The first burn that crews dealt with was the Wardner Fire, which was quickly contained to 1/10 of an acre. As IDL was mopping up near Wardner, reports came in on what is now called the Maude Ridge fire.
Located 1/2 an acre east of Pinehurst, IDL crews had some difficulty responding to this blaze due to its rural location, lack of visibility, and lack of road access to the area. Working in conjunction with United States Forest Service personnel and aerial units, containment was achieved late Sunday night.
Roughly an hour after the discovery of Maude Ridge, smoke from what is now called the Frost Peak Fire was visible in a rural area south of Pinehurst.
“We hit that one hard with aircraft yesterday,” Myers said. “We had four single-engine air tankers and a large air tanker dump some retardant, on top of a heavy helicopter scooping water out of Mirror Lake.”
Due to its lack of accessibility, no ground units were initially sent to attack the fire, but smokejumpers were able to respond Monday morning. As of Monday afternoon, the fire had been contained to approximately 1 acre.
While air units were in the process of attacking the Frost Peak Fire, they spotted the last blaze of the day — the Christy Draw Fire near Latour Creek in Cataldo. IDL units were quick on scene and were able to contain the damage to .2 acres.

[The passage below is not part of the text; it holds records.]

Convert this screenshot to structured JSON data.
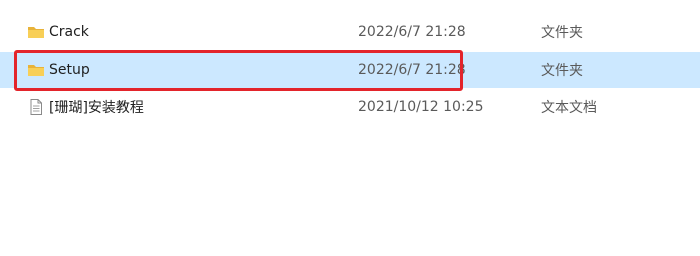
{
  "files": [
    {
      "name": "Crack",
      "date": "2022/6/7 21:28",
      "type": "文件夹",
      "icon": "folder-icon"
    },
    {
      "name": "Setup",
      "date": "2022/6/7 21:28",
      "type": "文件夹",
      "icon": "folder-icon",
      "selected": true
    },
    {
      "name": "[珊瑚]安装教程",
      "date": "2021/10/12 10:25",
      "type": "文本文档",
      "icon": "text-file-icon"
    }
  ],
  "colors": {
    "selection": "#cce8ff",
    "highlight_box": "#e3242b",
    "folder": "#f5c542"
  }
}
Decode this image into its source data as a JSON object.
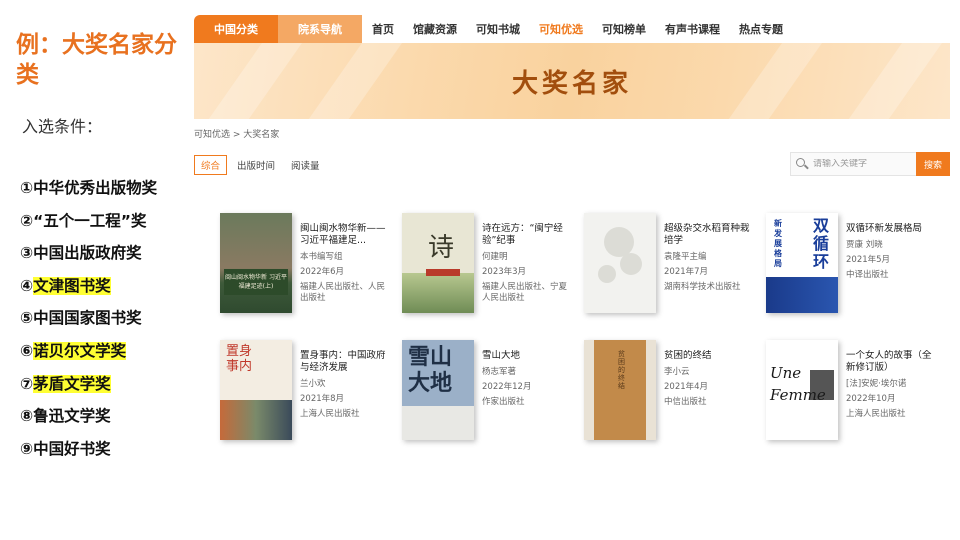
{
  "slide": {
    "title": "例：大奖名家分类",
    "subtitle": "入选条件：",
    "awards": [
      {
        "num": "①",
        "text": "中华优秀出版物奖",
        "highlight": false
      },
      {
        "num": "②",
        "text": "“五个一工程”奖",
        "highlight": false
      },
      {
        "num": "③",
        "text": "中国出版政府奖",
        "highlight": false
      },
      {
        "num": "④",
        "text": "文津图书奖",
        "highlight": true
      },
      {
        "num": "⑤",
        "text": "中国国家图书奖",
        "highlight": false
      },
      {
        "num": "⑥",
        "text": "诺贝尔文学奖",
        "highlight": true
      },
      {
        "num": "⑦",
        "text": "茅盾文学奖",
        "highlight": true
      },
      {
        "num": "⑧",
        "text": "鲁迅文学奖",
        "highlight": false
      },
      {
        "num": "⑨",
        "text": "中国好书奖",
        "highlight": false
      }
    ]
  },
  "site": {
    "nav": {
      "tab_class": "中国分类",
      "tab_college": "院系导航",
      "links": [
        "首页",
        "馆藏资源",
        "可知书城",
        "可知优选",
        "可知榜单",
        "有声书课程",
        "热点专题"
      ],
      "active_index": 3
    },
    "banner_title": "大奖名家",
    "breadcrumb": "可知优选 > 大奖名家",
    "sort": [
      "综合",
      "出版时间",
      "阅读量"
    ],
    "search": {
      "placeholder": "请输入关键字",
      "button": "搜索"
    },
    "books": [
      {
        "title": "闽山闽水物华新——习近平福建足...",
        "author": "本书编写组",
        "date": "2022年6月",
        "publisher": "福建人民出版社、人民出版社",
        "cover_text": "闽山闽水物华新 习近平福建足迹(上)"
      },
      {
        "title": "诗在远方：“闽宁经验”纪事",
        "author": "何建明",
        "date": "2023年3月",
        "publisher": "福建人民出版社、宁夏人民出版社",
        "cover_text": "诗"
      },
      {
        "title": "超级杂交水稻育种栽培学",
        "author": "袁隆平主编",
        "date": "2021年7月",
        "publisher": "湖南科学技术出版社",
        "cover_text": ""
      },
      {
        "title": "双循环新发展格局",
        "author": "贾康 刘晓",
        "date": "2021年5月",
        "publisher": "中译出版社",
        "cover_text": "双循环"
      },
      {
        "title": "置身事内：中国政府与经济发展",
        "author": "兰小欢",
        "date": "2021年8月",
        "publisher": "上海人民出版社",
        "cover_text": "置身事内"
      },
      {
        "title": "雪山大地",
        "author": "杨志军著",
        "date": "2022年12月",
        "publisher": "作家出版社",
        "cover_text": "雪山大地"
      },
      {
        "title": "贫困的终结",
        "author": "李小云",
        "date": "2021年4月",
        "publisher": "中信出版社",
        "cover_text": "贫困的终结"
      },
      {
        "title": "一个女人的故事（全新修订版）",
        "author": "[法]安妮·埃尔诺",
        "date": "2022年10月",
        "publisher": "上海人民出版社",
        "cover_text": "Une Femme"
      }
    ]
  },
  "colors": {
    "accent": "#f07a1e",
    "title_orange": "#e8711f",
    "highlight": "#ffff33"
  }
}
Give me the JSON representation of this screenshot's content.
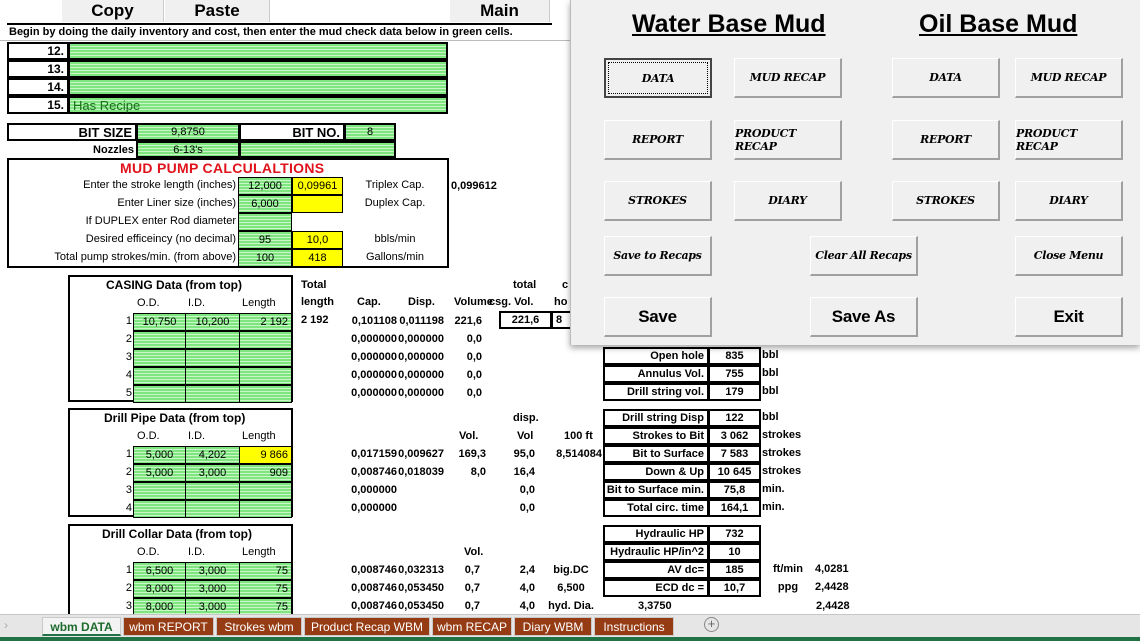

According to Idaho Panhandle National Forest Public Information Officer Kary Maddox, the Coeur d’Alene River Ranger District has had 11 confirmed wildfires this year. The largest fire to date was 3.65 acres and seven of the remaining fires were contained at a 1/10 of an acre or less.
“Detection flights and district personnel will continue work to locate smoke reports,” she said in a news release.
In the southern reaches of Shoshone County in the St. Joe Ranger District, there have been 15 confirmed wildfires and with seven of them currently uncontained. Several of those fires have hand lines in place and containment is expected soon.
“Priority fires are currently staffed with district personnel, Panhandle Helitack, and West Yellowstone Smokejumpers,” Maddox said. “Thanks to early detection and aggressive initial attack, the largest fire to date is five acres and the vast majority have been contained at 1/10 of an acre or less. There are currently no road or area closures on the St. Joe Ranger District.”
Outside Shoshone County in the Sandpoint, Priest Lake and Bonners Ferry Ranger districts, there have been 15 confirmed wildfires. The only uncontained fires are the 391-acre Diamond Watch Fire on the Priest Lake Ranger District and the quarter acre Eneas Peak Fire on the Bonners Ferry Ranger District.
“Due to the location, access barriers and terrain of both fires, conditions are too hazardous for direct suppression tactics,” Maddox said. “Indirect suppression will be accomplished using a combination of hand crews, heavy equipment, and other resources as they are needed and available.”